▸ **REQUIRED ACTION**: Each line holding the word "title" must appear in the answer, copied from the entries.

▸ **DATA TO PROCESS**:

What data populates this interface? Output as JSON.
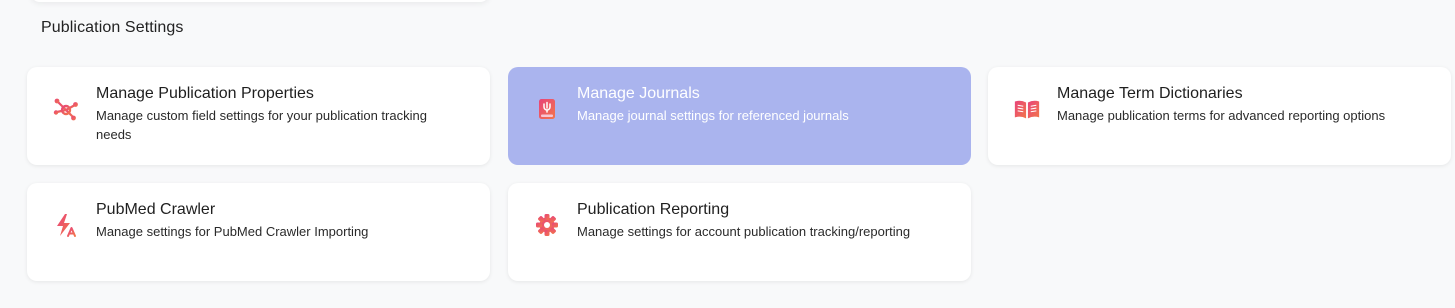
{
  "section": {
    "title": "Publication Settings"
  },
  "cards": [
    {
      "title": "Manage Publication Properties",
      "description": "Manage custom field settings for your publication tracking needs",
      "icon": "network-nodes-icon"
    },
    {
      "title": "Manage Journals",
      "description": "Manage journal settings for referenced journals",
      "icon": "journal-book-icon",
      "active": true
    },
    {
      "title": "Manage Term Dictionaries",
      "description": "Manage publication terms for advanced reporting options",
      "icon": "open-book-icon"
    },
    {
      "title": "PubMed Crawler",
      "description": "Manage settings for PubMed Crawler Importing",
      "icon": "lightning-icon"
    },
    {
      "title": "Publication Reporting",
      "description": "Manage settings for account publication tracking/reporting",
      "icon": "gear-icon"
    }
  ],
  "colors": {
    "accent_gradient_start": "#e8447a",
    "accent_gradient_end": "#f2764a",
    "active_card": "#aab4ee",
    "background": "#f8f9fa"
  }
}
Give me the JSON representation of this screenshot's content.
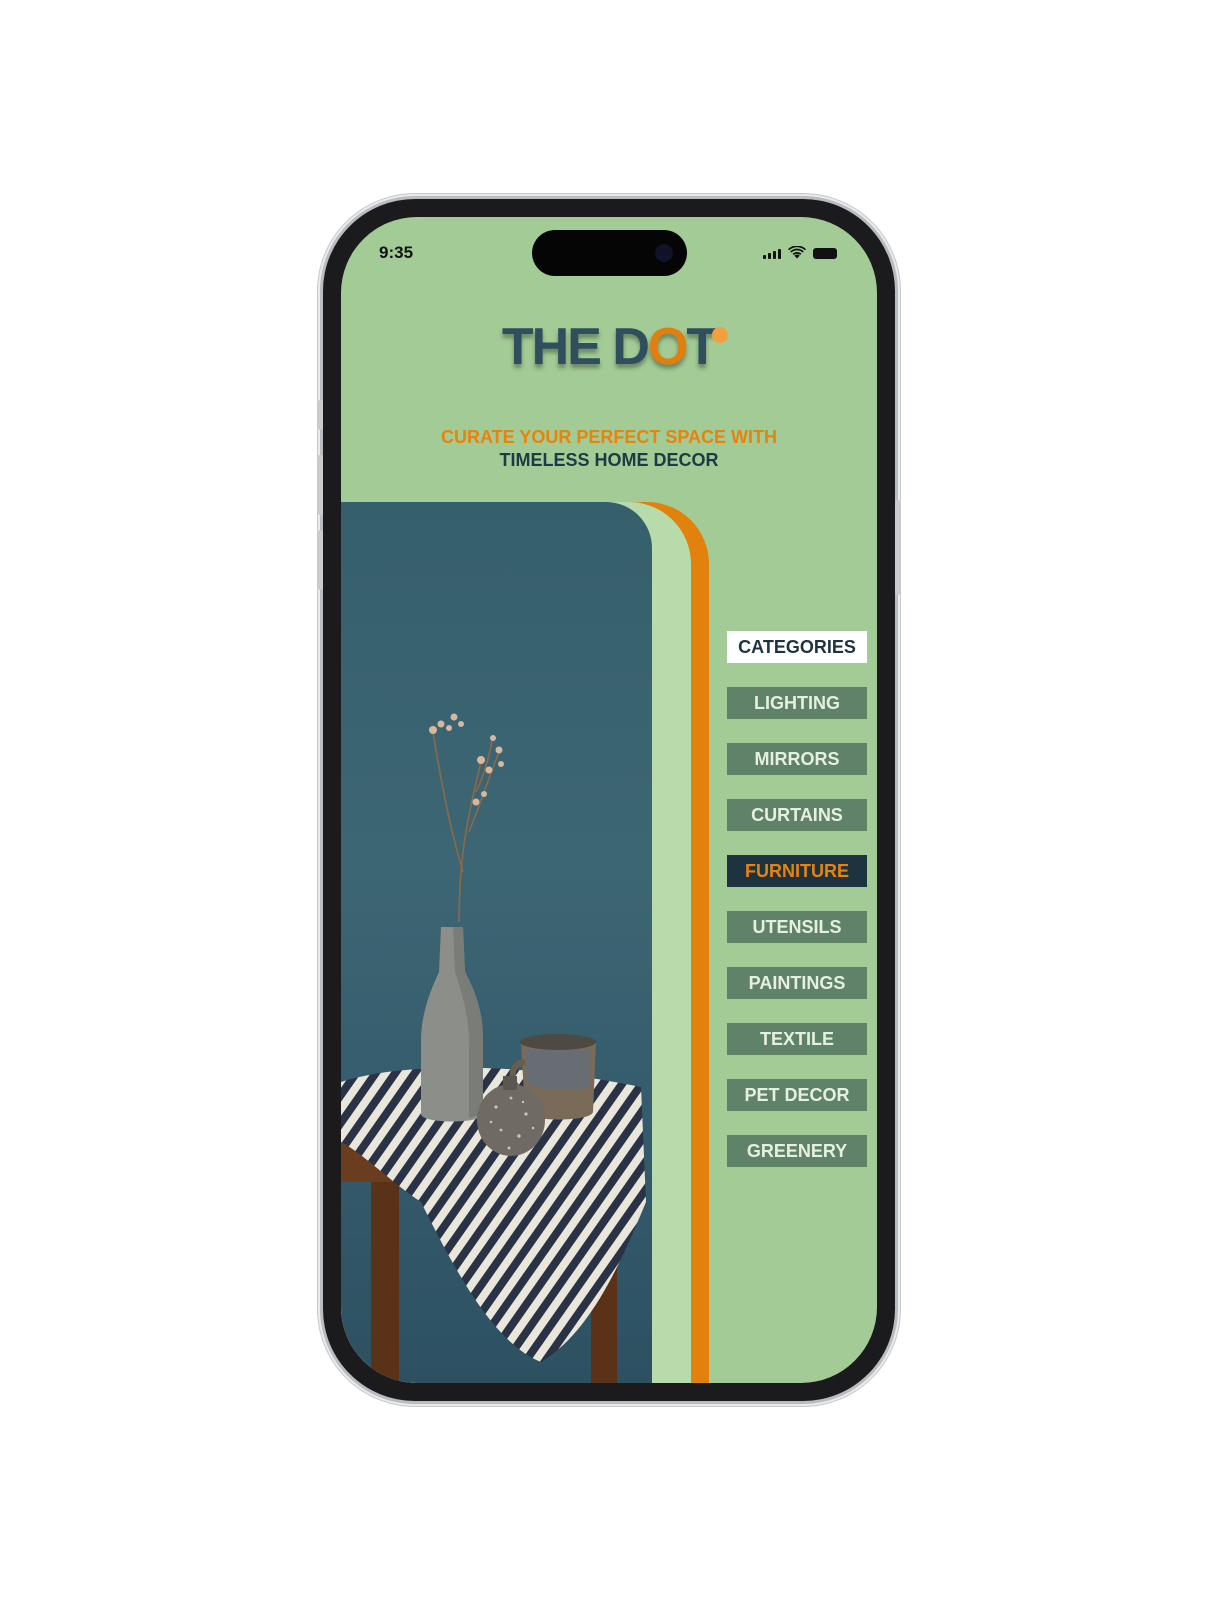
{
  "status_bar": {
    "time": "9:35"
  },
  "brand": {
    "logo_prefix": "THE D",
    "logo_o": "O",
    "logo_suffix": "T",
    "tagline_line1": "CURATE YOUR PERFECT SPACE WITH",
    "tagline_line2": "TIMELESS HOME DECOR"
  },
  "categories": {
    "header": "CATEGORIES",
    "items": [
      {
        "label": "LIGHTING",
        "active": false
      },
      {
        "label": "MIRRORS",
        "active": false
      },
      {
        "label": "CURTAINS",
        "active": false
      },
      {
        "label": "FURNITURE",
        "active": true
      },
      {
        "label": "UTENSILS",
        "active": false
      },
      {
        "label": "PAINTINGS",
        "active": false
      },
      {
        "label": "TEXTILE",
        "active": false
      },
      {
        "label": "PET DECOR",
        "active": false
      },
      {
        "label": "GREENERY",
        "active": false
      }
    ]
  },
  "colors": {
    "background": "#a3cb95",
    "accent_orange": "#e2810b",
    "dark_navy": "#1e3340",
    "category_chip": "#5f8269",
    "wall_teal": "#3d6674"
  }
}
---
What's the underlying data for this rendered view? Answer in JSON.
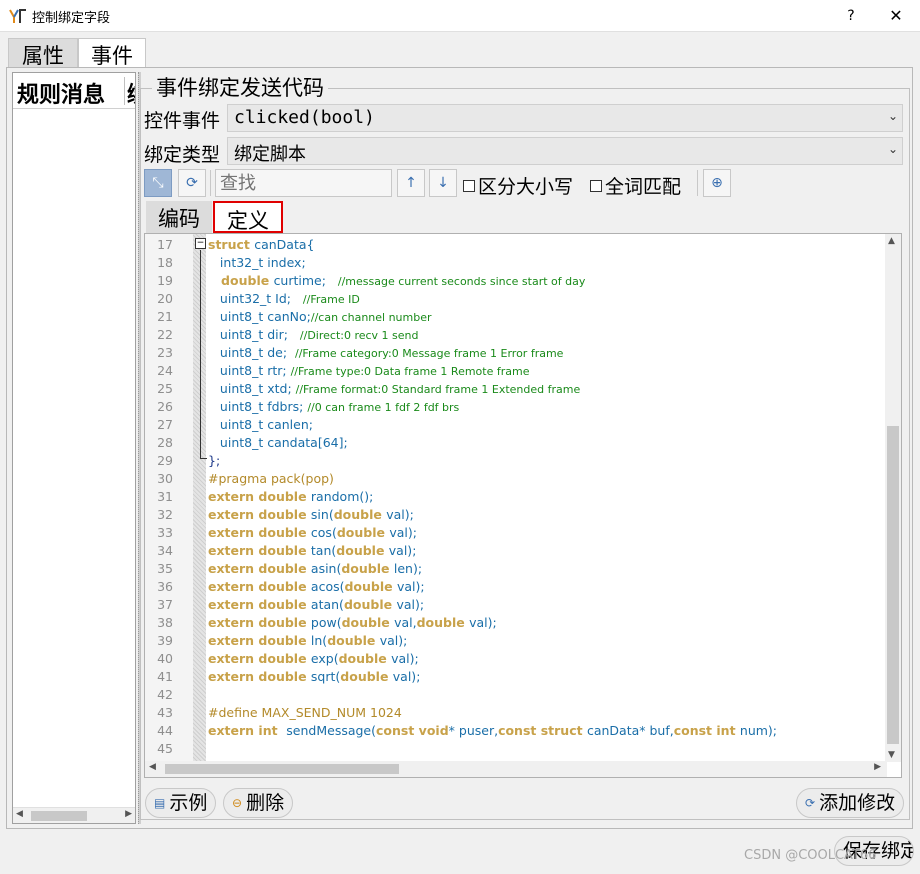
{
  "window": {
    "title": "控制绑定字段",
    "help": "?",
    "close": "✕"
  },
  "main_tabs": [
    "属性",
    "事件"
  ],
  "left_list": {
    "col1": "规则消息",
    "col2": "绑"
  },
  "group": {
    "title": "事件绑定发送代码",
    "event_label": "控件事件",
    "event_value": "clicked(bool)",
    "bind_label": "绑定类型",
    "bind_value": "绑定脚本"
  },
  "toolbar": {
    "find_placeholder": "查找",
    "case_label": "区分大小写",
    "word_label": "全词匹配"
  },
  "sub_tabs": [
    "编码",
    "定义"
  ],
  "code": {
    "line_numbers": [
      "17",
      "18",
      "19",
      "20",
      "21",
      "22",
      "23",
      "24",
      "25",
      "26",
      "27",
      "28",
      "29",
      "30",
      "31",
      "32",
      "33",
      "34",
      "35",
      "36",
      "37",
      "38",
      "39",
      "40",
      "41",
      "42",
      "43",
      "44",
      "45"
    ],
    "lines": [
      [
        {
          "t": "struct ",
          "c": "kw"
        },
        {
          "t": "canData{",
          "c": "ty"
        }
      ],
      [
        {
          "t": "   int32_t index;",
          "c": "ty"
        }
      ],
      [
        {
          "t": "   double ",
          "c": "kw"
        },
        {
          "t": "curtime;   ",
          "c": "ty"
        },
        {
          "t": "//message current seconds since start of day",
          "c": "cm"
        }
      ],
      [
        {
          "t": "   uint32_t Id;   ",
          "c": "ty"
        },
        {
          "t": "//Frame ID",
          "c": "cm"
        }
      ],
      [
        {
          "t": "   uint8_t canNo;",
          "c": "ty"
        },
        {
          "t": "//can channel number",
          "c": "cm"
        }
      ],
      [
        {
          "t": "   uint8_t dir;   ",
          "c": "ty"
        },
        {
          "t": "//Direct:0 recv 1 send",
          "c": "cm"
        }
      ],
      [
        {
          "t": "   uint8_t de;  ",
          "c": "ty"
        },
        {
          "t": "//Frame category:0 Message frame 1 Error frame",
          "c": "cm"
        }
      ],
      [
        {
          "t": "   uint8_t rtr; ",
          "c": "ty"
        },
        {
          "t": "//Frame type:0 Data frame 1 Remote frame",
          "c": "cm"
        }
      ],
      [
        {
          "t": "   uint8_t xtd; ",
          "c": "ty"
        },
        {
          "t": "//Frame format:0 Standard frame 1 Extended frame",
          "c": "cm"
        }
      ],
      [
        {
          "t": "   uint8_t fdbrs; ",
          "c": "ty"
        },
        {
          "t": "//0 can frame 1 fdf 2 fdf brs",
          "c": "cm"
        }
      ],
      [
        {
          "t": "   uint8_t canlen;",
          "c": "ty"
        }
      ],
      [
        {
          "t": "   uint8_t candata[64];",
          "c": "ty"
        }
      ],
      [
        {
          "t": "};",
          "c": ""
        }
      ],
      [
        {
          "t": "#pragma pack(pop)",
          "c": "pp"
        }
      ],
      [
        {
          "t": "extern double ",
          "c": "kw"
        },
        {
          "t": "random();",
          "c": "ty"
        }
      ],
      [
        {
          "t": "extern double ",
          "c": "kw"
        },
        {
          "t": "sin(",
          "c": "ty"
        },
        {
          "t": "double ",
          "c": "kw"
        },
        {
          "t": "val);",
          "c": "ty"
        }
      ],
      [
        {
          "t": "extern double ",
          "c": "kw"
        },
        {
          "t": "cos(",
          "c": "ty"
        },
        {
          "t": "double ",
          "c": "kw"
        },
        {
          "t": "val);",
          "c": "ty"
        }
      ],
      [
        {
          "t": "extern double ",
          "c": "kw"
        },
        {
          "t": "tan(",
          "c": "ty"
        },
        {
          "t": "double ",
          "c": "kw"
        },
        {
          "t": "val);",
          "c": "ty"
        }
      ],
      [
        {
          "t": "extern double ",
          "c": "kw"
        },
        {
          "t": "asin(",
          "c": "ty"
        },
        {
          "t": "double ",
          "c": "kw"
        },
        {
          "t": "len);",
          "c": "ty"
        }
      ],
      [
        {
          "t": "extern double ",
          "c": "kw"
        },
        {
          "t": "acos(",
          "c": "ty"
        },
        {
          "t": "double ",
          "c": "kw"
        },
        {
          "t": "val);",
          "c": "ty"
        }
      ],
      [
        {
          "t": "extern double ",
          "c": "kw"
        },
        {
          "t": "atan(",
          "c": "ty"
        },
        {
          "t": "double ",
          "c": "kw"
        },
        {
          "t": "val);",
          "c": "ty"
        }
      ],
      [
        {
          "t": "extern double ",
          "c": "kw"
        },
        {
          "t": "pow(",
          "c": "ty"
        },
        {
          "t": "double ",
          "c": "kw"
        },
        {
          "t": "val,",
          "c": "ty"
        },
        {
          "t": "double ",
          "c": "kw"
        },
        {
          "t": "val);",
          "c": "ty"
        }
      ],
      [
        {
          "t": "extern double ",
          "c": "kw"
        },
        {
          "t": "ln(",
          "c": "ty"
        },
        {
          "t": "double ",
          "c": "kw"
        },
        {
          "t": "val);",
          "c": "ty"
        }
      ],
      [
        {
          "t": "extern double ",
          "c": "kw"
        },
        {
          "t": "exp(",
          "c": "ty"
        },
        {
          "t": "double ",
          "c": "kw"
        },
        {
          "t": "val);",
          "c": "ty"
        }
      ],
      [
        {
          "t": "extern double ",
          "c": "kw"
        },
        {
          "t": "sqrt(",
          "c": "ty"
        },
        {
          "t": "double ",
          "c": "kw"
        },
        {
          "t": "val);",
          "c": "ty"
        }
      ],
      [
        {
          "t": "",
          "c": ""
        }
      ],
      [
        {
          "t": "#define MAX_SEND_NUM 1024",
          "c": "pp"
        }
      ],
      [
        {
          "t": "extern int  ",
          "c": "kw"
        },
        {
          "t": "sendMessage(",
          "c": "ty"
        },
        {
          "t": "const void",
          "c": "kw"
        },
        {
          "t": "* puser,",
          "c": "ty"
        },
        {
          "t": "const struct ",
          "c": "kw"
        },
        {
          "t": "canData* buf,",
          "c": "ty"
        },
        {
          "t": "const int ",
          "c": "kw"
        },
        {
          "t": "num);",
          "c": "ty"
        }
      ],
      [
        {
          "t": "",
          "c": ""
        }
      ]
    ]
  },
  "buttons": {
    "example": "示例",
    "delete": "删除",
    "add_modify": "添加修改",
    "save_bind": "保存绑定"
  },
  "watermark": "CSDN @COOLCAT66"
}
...
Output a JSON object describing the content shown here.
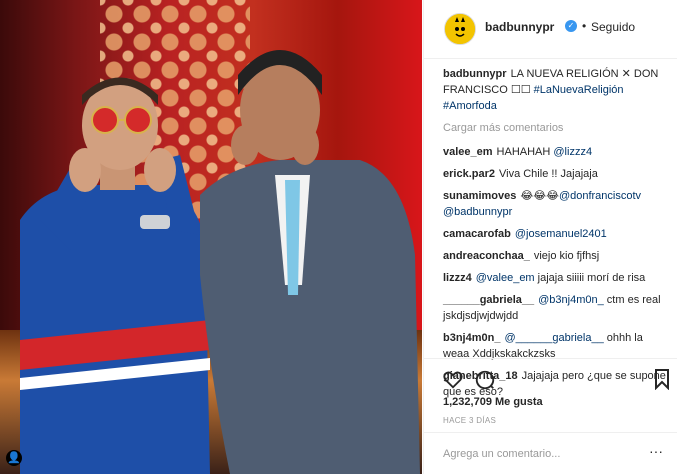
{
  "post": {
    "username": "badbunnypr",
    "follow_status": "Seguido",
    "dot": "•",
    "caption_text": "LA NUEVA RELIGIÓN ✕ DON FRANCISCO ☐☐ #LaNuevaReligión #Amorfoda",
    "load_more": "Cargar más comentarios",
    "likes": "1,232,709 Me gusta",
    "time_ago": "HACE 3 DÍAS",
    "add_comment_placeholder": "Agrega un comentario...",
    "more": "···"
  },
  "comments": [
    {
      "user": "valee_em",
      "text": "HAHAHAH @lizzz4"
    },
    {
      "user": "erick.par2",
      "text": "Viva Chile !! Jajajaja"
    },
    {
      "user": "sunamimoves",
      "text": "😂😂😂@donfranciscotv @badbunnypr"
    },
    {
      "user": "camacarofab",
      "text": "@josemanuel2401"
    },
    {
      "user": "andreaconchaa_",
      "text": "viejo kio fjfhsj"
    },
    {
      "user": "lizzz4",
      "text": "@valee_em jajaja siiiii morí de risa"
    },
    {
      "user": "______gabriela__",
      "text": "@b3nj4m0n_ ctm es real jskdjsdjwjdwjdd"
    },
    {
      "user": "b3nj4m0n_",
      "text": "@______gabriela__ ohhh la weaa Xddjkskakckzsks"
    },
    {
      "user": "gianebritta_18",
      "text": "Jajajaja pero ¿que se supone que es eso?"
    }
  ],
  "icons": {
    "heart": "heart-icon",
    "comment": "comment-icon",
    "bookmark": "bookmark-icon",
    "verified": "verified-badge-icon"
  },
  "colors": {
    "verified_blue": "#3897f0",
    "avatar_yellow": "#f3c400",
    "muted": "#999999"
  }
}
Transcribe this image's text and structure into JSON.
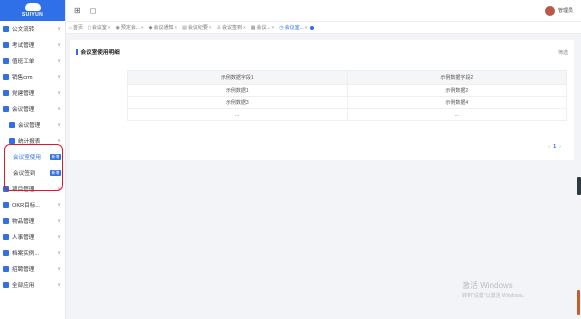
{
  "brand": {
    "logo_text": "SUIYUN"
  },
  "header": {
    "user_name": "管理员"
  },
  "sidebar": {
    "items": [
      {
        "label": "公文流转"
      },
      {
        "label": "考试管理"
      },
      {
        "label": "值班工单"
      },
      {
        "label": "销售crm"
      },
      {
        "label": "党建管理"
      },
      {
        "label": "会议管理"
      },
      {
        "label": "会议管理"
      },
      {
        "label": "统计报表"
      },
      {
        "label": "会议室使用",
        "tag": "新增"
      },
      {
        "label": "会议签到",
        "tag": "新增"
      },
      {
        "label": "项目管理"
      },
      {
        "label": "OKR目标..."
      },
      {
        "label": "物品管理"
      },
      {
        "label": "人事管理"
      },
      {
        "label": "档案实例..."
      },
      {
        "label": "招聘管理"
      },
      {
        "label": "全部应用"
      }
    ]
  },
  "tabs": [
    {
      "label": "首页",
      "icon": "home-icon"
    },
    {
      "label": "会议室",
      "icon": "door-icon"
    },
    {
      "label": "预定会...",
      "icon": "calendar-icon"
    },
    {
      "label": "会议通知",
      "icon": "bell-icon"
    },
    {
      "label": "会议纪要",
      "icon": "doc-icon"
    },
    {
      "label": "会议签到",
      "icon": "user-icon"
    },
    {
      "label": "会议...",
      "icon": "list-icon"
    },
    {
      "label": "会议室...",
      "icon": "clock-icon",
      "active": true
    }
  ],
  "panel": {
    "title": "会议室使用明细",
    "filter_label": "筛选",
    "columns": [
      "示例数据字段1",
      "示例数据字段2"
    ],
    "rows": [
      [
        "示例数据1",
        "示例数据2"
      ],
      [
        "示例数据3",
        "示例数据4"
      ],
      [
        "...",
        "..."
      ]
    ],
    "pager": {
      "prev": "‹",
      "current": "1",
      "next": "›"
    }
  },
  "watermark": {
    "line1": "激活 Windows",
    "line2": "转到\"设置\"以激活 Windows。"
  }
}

▸ **RESULT OF THIS TASK**:
    "title": "Publication Settings"
      "title": "Manage Publication Properties",
      "title": "Manage Journals",
      "title": "Manage Term Dictionaries",
      "title": "PubMed Crawler",
      "title": "Publication Reporting",
    "title": "控制绑定字段",
    "title": "事件绑定发送代码",
    "title": "会议室使用明细",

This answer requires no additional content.